Foliage Gardens: Instant Reference To More Than 250 Plants, by Richard Bird
While one would not think that foliage would be the most obvious or interesting subject to have a book about, this book manages to be an enjoyable as well as instructive reference material to a wide variety of plants that can be used effectively to provide a base of gardens that are highly dependent on leafy plants. Even if one wants more than just leafy plants, though, it is pretty obvious that foliage makes for a large part of the bulk of a garden that allows for its year-round beauty, especially given the short flowering season of many annuals and perennials. And where one can find interesting and colorful leaf patterns on trees and shrubs and other plants, it is pretty clear that having a good understanding of leafy plants is key to having a good garden, not least because they form the bulk of the plants that are in a garden, from trees to hedges to bushes and other leafy plants. Indeed, my stepfather has a “miniature” schefflera plant that has taken over the entire south side of my parents’ place, which would not be such a problem if I was not allergic to it.
This book is a short one at a bit more than 100 pages, and it is divided into three parts. After a short introduction and a useful guide in how to use this book, the author begins with a discussion of how to plan one’s garden (I). This includes a discussion of leaf varieties, colored foliage, the effective use of foliage, planning with foliage plants, as well as suggestions for green oases, a basement garden, and foliage gardening for sunny sights. After that the second part of the book discusses how to create one’s garden (II), with a discussion of leaf shape, size, and texture as well as how one acquires and increases one’s foliage plants and deals with planting and aftercare as well as using topiary, water, foliage as a foil, using foliage to deaden sound, and foliage for hot and dry spaces, damp soil, and vertical spaces. After that the third part of the book, which is about half the length of the book overall, contains a detailed directory of plants and how to use the directory to gain some detailed information about a large number of plants included six to a page and divided by the type of foliage plants they happen to be. After that the book ends with a glossary, index, and acknowledgements.
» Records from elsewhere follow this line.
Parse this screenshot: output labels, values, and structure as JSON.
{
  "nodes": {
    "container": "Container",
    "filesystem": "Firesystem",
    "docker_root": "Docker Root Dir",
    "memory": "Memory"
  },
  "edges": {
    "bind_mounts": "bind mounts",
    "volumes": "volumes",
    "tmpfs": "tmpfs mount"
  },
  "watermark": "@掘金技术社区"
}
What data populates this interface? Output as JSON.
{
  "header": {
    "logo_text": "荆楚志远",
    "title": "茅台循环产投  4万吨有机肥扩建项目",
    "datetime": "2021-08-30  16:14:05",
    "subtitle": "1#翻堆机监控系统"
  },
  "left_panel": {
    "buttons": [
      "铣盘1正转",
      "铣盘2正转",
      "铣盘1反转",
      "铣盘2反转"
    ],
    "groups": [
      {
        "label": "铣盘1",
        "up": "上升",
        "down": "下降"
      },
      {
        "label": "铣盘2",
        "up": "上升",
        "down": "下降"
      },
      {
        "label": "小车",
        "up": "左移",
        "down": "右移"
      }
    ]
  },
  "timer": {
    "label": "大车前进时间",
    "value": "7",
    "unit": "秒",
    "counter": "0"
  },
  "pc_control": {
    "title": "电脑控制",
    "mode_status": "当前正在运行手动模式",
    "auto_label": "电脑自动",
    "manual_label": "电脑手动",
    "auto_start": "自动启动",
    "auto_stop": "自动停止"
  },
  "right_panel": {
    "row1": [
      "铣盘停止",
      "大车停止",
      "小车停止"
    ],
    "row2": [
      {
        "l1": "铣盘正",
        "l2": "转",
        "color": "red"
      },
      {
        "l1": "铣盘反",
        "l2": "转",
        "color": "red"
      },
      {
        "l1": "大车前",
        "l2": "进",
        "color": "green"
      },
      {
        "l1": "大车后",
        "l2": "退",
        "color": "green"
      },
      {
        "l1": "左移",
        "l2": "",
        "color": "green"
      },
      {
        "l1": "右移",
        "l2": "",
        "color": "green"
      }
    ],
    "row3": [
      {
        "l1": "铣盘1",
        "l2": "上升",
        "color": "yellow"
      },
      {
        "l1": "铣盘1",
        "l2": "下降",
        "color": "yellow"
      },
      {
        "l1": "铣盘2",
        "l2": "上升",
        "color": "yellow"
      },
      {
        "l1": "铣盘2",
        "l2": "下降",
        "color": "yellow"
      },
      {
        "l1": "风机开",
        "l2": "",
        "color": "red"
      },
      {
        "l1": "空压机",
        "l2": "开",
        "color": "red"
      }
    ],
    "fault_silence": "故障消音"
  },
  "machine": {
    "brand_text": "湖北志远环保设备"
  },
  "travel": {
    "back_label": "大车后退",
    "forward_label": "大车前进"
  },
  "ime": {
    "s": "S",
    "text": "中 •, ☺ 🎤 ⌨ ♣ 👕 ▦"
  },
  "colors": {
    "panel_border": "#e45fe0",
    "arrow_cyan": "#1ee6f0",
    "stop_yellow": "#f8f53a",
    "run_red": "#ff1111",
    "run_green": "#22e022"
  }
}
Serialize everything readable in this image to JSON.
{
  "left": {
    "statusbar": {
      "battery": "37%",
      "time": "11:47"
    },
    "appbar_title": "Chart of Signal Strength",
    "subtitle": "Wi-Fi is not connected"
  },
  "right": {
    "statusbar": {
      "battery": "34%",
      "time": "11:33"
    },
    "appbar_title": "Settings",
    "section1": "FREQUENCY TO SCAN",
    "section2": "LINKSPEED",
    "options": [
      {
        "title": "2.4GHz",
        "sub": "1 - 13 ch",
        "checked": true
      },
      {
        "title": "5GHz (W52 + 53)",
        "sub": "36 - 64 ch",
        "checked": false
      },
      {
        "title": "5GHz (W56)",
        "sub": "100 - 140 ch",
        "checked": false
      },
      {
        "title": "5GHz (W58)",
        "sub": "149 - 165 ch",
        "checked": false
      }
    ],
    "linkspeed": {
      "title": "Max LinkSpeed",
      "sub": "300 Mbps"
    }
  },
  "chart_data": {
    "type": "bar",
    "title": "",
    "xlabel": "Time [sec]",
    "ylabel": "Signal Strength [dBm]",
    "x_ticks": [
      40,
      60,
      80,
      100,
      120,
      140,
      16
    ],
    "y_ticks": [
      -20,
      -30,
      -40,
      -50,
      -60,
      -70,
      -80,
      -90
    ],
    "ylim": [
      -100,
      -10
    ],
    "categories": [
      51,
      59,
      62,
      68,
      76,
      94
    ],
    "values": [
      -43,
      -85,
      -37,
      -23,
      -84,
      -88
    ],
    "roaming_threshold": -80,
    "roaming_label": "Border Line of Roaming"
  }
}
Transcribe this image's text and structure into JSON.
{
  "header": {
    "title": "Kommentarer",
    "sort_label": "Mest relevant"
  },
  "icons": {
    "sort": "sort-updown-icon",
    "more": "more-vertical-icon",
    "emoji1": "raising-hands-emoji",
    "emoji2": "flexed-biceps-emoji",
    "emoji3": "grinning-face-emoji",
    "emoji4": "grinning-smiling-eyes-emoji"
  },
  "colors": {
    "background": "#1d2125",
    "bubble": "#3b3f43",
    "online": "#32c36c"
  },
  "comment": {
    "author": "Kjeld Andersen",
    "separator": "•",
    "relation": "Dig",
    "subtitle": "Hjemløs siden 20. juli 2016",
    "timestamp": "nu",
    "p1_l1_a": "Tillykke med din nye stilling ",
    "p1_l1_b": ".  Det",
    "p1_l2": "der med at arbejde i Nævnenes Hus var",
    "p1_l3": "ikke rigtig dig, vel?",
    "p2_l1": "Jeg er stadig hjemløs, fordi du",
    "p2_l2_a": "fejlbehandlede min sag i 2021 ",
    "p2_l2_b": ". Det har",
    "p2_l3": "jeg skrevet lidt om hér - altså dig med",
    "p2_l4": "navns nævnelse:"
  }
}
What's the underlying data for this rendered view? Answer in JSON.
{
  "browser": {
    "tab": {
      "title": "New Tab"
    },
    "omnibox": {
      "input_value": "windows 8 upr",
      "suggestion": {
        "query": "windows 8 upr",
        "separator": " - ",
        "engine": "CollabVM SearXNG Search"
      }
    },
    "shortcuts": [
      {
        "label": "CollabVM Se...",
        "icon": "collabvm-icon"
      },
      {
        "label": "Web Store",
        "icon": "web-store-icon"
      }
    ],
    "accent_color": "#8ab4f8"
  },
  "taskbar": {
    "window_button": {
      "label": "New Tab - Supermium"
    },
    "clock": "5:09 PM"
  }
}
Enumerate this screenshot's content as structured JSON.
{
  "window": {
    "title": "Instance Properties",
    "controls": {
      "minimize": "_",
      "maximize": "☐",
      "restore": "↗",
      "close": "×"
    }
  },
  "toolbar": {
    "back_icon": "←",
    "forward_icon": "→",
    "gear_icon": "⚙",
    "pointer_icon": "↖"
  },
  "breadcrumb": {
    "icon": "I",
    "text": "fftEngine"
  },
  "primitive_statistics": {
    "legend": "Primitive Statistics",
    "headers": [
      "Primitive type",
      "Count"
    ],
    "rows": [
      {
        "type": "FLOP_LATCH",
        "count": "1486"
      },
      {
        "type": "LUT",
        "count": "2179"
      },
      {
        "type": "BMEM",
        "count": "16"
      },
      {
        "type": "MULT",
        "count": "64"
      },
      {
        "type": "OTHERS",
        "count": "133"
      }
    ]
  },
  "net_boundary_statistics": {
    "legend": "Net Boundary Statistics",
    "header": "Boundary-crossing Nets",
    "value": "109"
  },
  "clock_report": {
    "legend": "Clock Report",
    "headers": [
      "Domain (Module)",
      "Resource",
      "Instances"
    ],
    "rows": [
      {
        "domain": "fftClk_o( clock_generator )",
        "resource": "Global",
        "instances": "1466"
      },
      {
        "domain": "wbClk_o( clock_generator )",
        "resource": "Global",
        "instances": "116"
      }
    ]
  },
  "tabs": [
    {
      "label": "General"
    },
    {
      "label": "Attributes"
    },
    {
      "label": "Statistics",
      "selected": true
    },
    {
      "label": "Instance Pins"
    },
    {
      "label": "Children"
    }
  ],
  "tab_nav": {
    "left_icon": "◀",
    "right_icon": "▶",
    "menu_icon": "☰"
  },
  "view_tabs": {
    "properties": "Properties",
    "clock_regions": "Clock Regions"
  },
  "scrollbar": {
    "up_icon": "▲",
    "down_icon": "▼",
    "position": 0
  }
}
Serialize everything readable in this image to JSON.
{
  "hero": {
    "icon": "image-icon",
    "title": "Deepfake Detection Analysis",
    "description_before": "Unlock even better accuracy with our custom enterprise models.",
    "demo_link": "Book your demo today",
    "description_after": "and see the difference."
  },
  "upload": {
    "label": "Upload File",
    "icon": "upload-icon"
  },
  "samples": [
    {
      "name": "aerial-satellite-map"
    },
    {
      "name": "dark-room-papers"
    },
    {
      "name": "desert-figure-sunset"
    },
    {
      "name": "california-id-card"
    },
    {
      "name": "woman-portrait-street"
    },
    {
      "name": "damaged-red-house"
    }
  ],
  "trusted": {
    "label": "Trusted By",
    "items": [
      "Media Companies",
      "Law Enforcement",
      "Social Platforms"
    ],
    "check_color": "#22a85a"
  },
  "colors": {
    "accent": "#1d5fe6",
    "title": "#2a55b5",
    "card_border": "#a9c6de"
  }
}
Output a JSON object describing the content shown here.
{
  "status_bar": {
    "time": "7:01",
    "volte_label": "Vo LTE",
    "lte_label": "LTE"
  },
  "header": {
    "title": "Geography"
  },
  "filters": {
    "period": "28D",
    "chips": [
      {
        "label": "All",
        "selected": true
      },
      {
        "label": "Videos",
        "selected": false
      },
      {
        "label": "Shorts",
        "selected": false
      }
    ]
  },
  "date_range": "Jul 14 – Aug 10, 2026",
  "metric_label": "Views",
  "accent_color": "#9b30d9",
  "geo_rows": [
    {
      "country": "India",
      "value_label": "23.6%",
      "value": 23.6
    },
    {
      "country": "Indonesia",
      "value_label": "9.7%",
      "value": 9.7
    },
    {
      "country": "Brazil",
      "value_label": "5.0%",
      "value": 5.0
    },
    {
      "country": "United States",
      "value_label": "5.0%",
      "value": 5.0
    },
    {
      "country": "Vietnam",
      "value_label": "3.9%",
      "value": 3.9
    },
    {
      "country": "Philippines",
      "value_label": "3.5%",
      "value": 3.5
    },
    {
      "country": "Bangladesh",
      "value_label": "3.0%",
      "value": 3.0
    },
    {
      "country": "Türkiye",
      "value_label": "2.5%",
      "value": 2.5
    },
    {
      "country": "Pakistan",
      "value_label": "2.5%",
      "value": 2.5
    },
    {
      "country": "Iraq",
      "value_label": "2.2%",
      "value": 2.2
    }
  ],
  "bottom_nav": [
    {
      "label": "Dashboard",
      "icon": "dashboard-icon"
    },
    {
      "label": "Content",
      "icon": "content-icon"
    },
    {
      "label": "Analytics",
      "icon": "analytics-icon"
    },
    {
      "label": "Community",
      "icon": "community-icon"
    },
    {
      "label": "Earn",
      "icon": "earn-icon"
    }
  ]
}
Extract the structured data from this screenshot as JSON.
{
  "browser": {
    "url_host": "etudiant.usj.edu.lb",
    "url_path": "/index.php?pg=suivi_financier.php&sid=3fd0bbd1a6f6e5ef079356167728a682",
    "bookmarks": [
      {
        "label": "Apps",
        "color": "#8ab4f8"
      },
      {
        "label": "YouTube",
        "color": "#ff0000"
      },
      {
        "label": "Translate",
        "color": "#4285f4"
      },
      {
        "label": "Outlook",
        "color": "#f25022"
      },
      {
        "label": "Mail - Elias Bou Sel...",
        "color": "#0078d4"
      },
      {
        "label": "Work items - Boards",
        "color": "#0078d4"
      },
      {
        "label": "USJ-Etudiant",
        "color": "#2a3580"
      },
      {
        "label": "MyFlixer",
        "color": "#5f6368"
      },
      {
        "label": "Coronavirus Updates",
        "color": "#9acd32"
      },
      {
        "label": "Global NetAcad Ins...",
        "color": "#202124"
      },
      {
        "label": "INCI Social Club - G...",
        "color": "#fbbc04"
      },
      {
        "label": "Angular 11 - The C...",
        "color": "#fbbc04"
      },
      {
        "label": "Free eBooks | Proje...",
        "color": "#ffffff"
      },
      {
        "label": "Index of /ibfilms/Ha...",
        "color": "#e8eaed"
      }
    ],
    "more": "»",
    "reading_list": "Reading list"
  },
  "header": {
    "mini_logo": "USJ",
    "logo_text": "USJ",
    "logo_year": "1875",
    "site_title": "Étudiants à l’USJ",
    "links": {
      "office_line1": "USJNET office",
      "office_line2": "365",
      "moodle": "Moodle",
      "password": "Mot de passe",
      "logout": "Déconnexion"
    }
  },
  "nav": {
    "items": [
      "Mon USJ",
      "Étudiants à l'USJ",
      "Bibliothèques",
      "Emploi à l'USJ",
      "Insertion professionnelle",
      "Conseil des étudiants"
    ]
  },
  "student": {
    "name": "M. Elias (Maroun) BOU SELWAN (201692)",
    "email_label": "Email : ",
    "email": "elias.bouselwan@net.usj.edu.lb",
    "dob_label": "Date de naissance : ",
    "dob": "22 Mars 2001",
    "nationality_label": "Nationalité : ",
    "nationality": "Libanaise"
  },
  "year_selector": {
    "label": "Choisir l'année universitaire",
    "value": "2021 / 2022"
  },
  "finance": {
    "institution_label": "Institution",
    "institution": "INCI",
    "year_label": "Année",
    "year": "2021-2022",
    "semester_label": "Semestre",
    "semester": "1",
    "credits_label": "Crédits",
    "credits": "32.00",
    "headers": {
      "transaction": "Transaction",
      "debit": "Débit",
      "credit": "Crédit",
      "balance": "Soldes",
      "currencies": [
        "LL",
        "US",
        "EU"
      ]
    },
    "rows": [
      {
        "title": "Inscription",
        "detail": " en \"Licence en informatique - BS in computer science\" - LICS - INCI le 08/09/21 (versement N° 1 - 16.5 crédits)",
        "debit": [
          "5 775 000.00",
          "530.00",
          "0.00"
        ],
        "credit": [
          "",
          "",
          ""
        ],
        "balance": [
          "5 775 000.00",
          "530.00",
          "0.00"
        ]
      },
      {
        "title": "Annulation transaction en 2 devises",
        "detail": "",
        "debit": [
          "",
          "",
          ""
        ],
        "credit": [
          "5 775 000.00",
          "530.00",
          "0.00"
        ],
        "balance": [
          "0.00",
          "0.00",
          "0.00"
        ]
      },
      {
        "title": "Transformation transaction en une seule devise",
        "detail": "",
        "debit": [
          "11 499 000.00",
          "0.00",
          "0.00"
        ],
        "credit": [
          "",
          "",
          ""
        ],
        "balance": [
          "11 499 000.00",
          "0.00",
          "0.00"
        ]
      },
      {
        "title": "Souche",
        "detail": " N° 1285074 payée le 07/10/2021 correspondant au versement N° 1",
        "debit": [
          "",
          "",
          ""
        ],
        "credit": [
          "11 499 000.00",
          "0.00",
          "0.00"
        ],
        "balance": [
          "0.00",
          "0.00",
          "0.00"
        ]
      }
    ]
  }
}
By and large this book is an enjoyable one. It has gorgeous drawings that demonstrate how to make a foliage garden of various kinds and it also has plenty of beautiful (if frequently small) photos. The book is organized in a compact fashion so that people can gain the information they want about particular plants efficiently. And all of that is definitely something that this book’s readers will definitely appreciate. This is not the sort of book that would be the only gardening book one would read, but certainly someone who wanted to elevate aspects of their gardening skill in general would find much to appreciate in taking this book and adding to their base of knowledge about gardening some insights in the importance of examining leaf color, shape, size, and texture as part of an overall effort at improving the beauty and durability of their gardens. And I suspect that quite a few people will be interested in what this book has to say and in improving their own foliage gardens. And all of that may encourage others to write books like this one and add photos and their own insights, which is all for the better.